1. Lot's Wife Looked Back. Why? They had been specifically warned not to look back (verse 17). She looked back because there were things there that Lot's wife had actually liked (maybe even secretly liked). It seems she had some regrets. She died, with her body later becoming completely covered with salt (verse 26). Today this area is noted as an area of exceptionally high salt content. It is the area of the Dead Sea. It's surface and shores are 429 metres (1,407 ft) below sea level, Earth's lowest elevation on land. The Dead Sea is 304 m (997 ft) deep, the deepest hypersaline lake in the world. With 34.2% salinity (in 2011), it is 9.6 times as salty as the ocean, and one of the world's saltiest bodies of water.

2. The young men who were to have married Lot's daughters refused to believe Lot's warning and did not flee. Consequently they died. (verse 14).

This all naturally leads on to the second question.

Question Two: Why did God allow Lot's daughters to have sexual relations with their father?"

God may "allow" all sorts of things to occur in this world, but allowing is not the same thing as 'approving.' God certainly did not approve. God allows people to sin but they later see the consequences of their sin, there is always a price to be paid.

So let us look at this:

30. Lot and his two daughters left Zoar and settled in the mountains, for he was afraid to stay in Zoar. He and his two daughters lived in a cave. 31. One day the older daughter said to the younger, "Our father is old, and there is no man around here to give us children - as is the custom all over the earth. 32. Let's get our father to drink wine and then sleep with him and preserve our family line through our father." 33. That night they got their father to drink wine, and the older daughter went in and slept with him. He was not aware of it when she lay down or when she got up. 34. The next day the older daughter said to the younger, "Last night I slept with my father. Let's get him to drink wine again tonight, and you go in and sleep with him so we can preserve our family line through our father." 35. So they got their father to drink wine that night also, and the younger daughter went in and slept with him. Again he was not aware of it when she lay down or when she got up. 36. So both of Lot's daughters became pregnant by their father. 37. The older daughter had a son, and she named him Moab; he is the father of the Moabites of today. 38. The younger daughter also had a son, and she named him Ben-Ammi; he is the father of the Ammonites of today. (Genesis 19:30-38).

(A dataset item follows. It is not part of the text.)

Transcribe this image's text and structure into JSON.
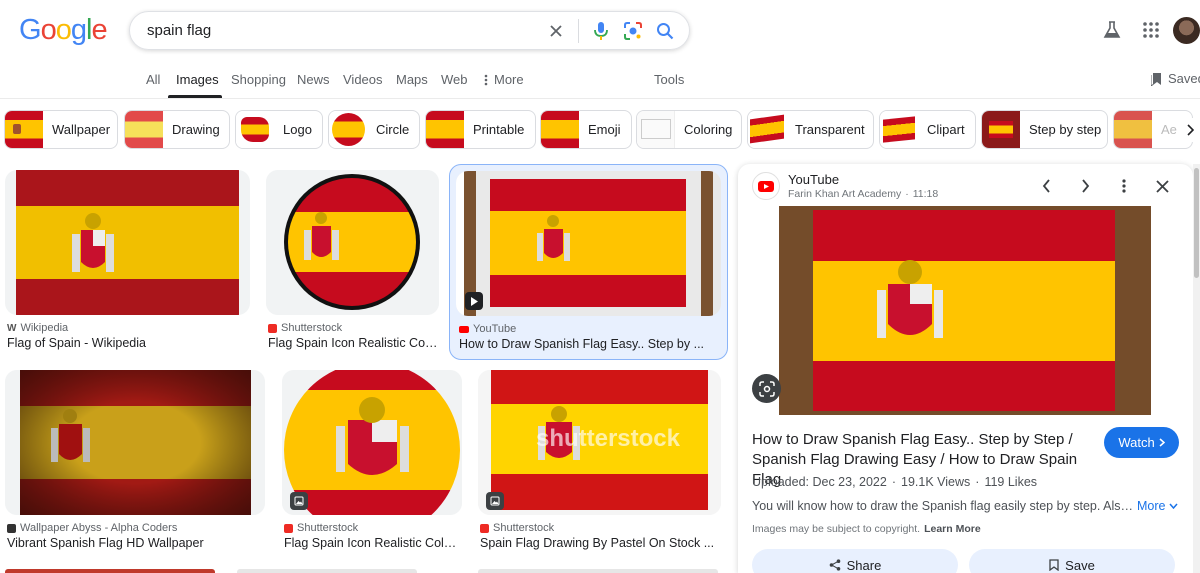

First off, we already noted that the two young men who were due to marry these girls perished because they did not believe Lot's warning that Sodom was about to be destroyed (Genesis 19:14). The girls then started to rely on human reasoning. Obviously marriage prospects were just about nil where they had gone to live; they despaired, also, maybe they had also really loved their prospective husbands. Women of that period in human history strongly desired to have children who were a promise of future wealth and happiness. The girls very foolishly thought it better to have sexual relations with their own father than to wait upon the Lord for a future husband. They did indeed become pregnant, ironically the two sons born to them were Moab and Ben-Ammi who became the fathers of the Moabites and Ammonites, two tribes of people who would eventually give the descedants of Lot (Israel) endless troubles! There was a price to be paid!

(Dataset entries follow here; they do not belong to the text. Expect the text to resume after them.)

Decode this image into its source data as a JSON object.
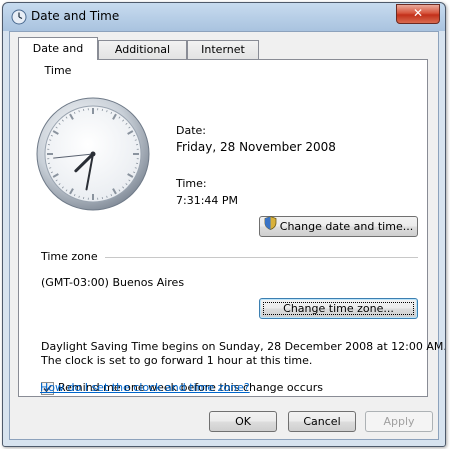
{
  "window": {
    "title": "Date and Time",
    "close_label": "✕"
  },
  "tabs": [
    {
      "label": "Date and Time",
      "active": true
    },
    {
      "label": "Additional Clocks",
      "active": false
    },
    {
      "label": "Internet Time",
      "active": false
    }
  ],
  "date": {
    "label": "Date:",
    "value": "Friday, 28 November 2008"
  },
  "time": {
    "label": "Time:",
    "value": "7:31:44 PM"
  },
  "change_datetime_button": "Change date and time...",
  "timezone": {
    "section_label": "Time zone",
    "value": "(GMT-03:00) Buenos Aires",
    "change_button": "Change time zone..."
  },
  "dst": {
    "line1": "Daylight Saving Time begins on Sunday, 28 December 2008 at 12:00 AM.",
    "line2": "The clock is set to go forward 1 hour at this time."
  },
  "reminder": {
    "label": "Remind me one week before this change occurs",
    "checked": true
  },
  "help_link": "How do I set the clock and time zone?",
  "footer": {
    "ok": "OK",
    "cancel": "Cancel",
    "apply": "Apply"
  },
  "colors": {
    "link": "#0066cc",
    "close_button": "#c2301a"
  }
}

Some use this story (and the earlier one in Genesis 19) to say how "evil" wine is, but this is not saying that wine is evil but that foolish drunkeness is evil. In fact Christians are taught by our Lord to use wine - real wine - for communion (not some sweet, sugary copy, by the way).

Of these occurrences the New Testament states this:

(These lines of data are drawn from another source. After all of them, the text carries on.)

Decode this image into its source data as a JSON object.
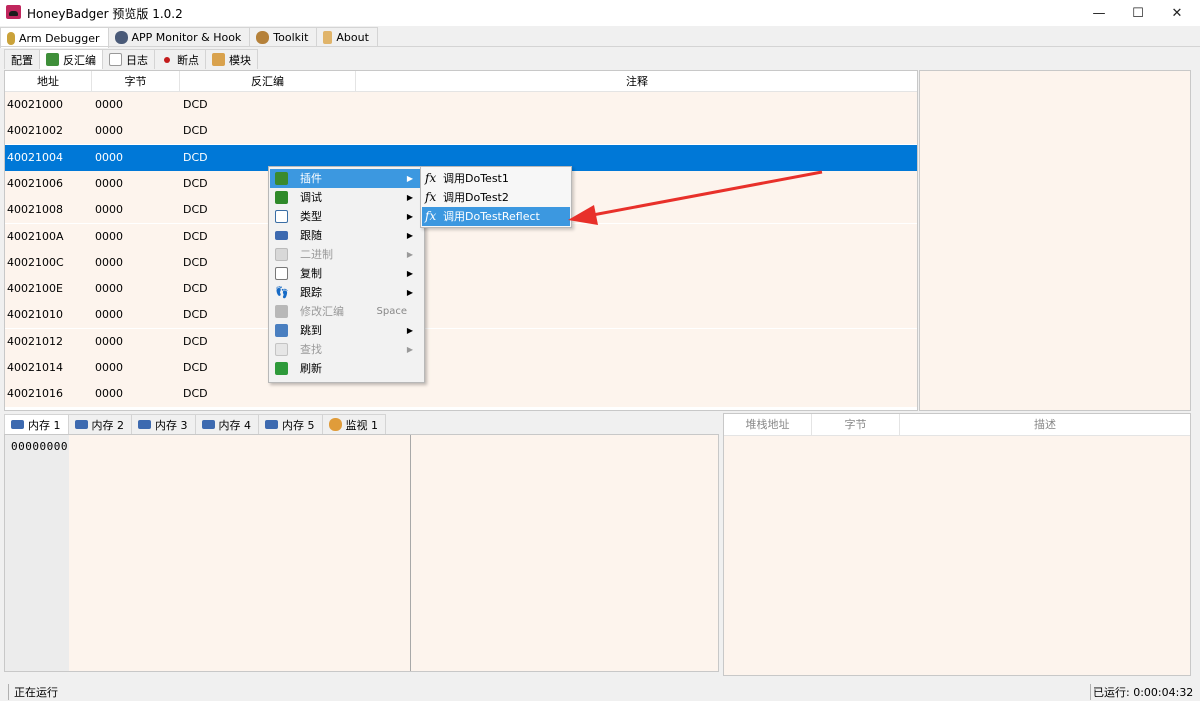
{
  "window": {
    "title": "HoneyBadger 预览版 1.0.2",
    "minimize": "—",
    "maximize": "☐",
    "close": "✕"
  },
  "top_tabs": [
    {
      "label": "Arm Debugger",
      "icon": "arm-debugger-icon",
      "active": true
    },
    {
      "label": "APP Monitor & Hook",
      "icon": "monitor-icon",
      "active": false
    },
    {
      "label": "Toolkit",
      "icon": "toolkit-icon",
      "active": false
    },
    {
      "label": "About",
      "icon": "about-icon",
      "active": false
    }
  ],
  "sub_tabs": [
    {
      "label": "配置",
      "active": false
    },
    {
      "label": "反汇编",
      "icon": "disasm-icon",
      "active": true
    },
    {
      "label": "日志",
      "icon": "log-icon",
      "active": false
    },
    {
      "label": "断点",
      "icon": "breakpoint-icon",
      "active": false
    },
    {
      "label": "模块",
      "icon": "module-icon",
      "active": false
    }
  ],
  "disasm": {
    "columns": [
      "地址",
      "字节",
      "反汇编",
      "注释"
    ],
    "rows": [
      {
        "addr": "40021000",
        "bytes": "0000",
        "asm": "DCD"
      },
      {
        "addr": "40021002",
        "bytes": "0000",
        "asm": "DCD"
      },
      {
        "addr": "40021004",
        "bytes": "0000",
        "asm": "DCD",
        "selected": true
      },
      {
        "addr": "40021006",
        "bytes": "0000",
        "asm": "DCD"
      },
      {
        "addr": "40021008",
        "bytes": "0000",
        "asm": "DCD"
      },
      {
        "addr": "4002100A",
        "bytes": "0000",
        "asm": "DCD"
      },
      {
        "addr": "4002100C",
        "bytes": "0000",
        "asm": "DCD"
      },
      {
        "addr": "4002100E",
        "bytes": "0000",
        "asm": "DCD"
      },
      {
        "addr": "40021010",
        "bytes": "0000",
        "asm": "DCD"
      },
      {
        "addr": "40021012",
        "bytes": "0000",
        "asm": "DCD"
      },
      {
        "addr": "40021014",
        "bytes": "0000",
        "asm": "DCD"
      },
      {
        "addr": "40021016",
        "bytes": "0000",
        "asm": "DCD"
      }
    ]
  },
  "context_menu": {
    "items": [
      {
        "label": "插件",
        "icon": "plugin-icon",
        "submenu": true,
        "highlighted": true
      },
      {
        "label": "调试",
        "icon": "debug-icon",
        "submenu": true
      },
      {
        "label": "类型",
        "icon": "type-icon",
        "submenu": true
      },
      {
        "label": "跟随",
        "icon": "follow-icon",
        "submenu": true
      },
      {
        "label": "二进制",
        "icon": "binary-icon",
        "submenu": true,
        "disabled": true
      },
      {
        "label": "复制",
        "icon": "copy-icon",
        "submenu": true
      },
      {
        "label": "跟踪",
        "icon": "trace-icon",
        "submenu": true
      },
      {
        "label": "修改汇编",
        "icon": "modify-asm-icon",
        "shortcut": "Space",
        "disabled": true
      },
      {
        "label": "跳到",
        "icon": "goto-icon",
        "submenu": true
      },
      {
        "label": "查找",
        "icon": "find-icon",
        "submenu": true,
        "disabled": true
      },
      {
        "label": "刷新",
        "icon": "refresh-icon"
      }
    ]
  },
  "plugin_submenu": {
    "items": [
      {
        "label": "调用DoTest1",
        "icon": "fx"
      },
      {
        "label": "调用DoTest2",
        "icon": "fx"
      },
      {
        "label": "调用DoTestReflect",
        "icon": "fx",
        "highlighted": true
      }
    ]
  },
  "memory_tabs": [
    {
      "label": "内存 1",
      "active": true
    },
    {
      "label": "内存 2"
    },
    {
      "label": "内存 3"
    },
    {
      "label": "内存 4"
    },
    {
      "label": "内存 5"
    },
    {
      "label": "监视 1",
      "icon": "watch-icon"
    }
  ],
  "memory": {
    "address": "00000000"
  },
  "stack": {
    "columns": [
      "堆栈地址",
      "字节",
      "描述"
    ]
  },
  "status": {
    "left": "正在运行",
    "right": "已运行: 0:00:04:32"
  },
  "colors": {
    "selection": "#0078d7",
    "row_bg": "#fdf4ed",
    "menu_highlight": "#3c98e0",
    "annotation_arrow": "#e8302a"
  }
}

6. if he condemned the cities of Sodom and Gomorrah by burning them to ashes, and made them an example of what is going to happen to the ungodly; 7. and if he rescued Lot, a righteous man, who was distressed by the depraved conduct of the lawless 8 (for that righteous man, living among them day after day, was tormented in his righteous soul by the lawless deeds he saw and heard) - 9. if this is so, then the Lord knows how to rescue the godly from trials and to hold the unrighteous for punishment on the day of judgment. (2 Peter 2: 6-9).

Robin A. Brace. December 5th, 2016.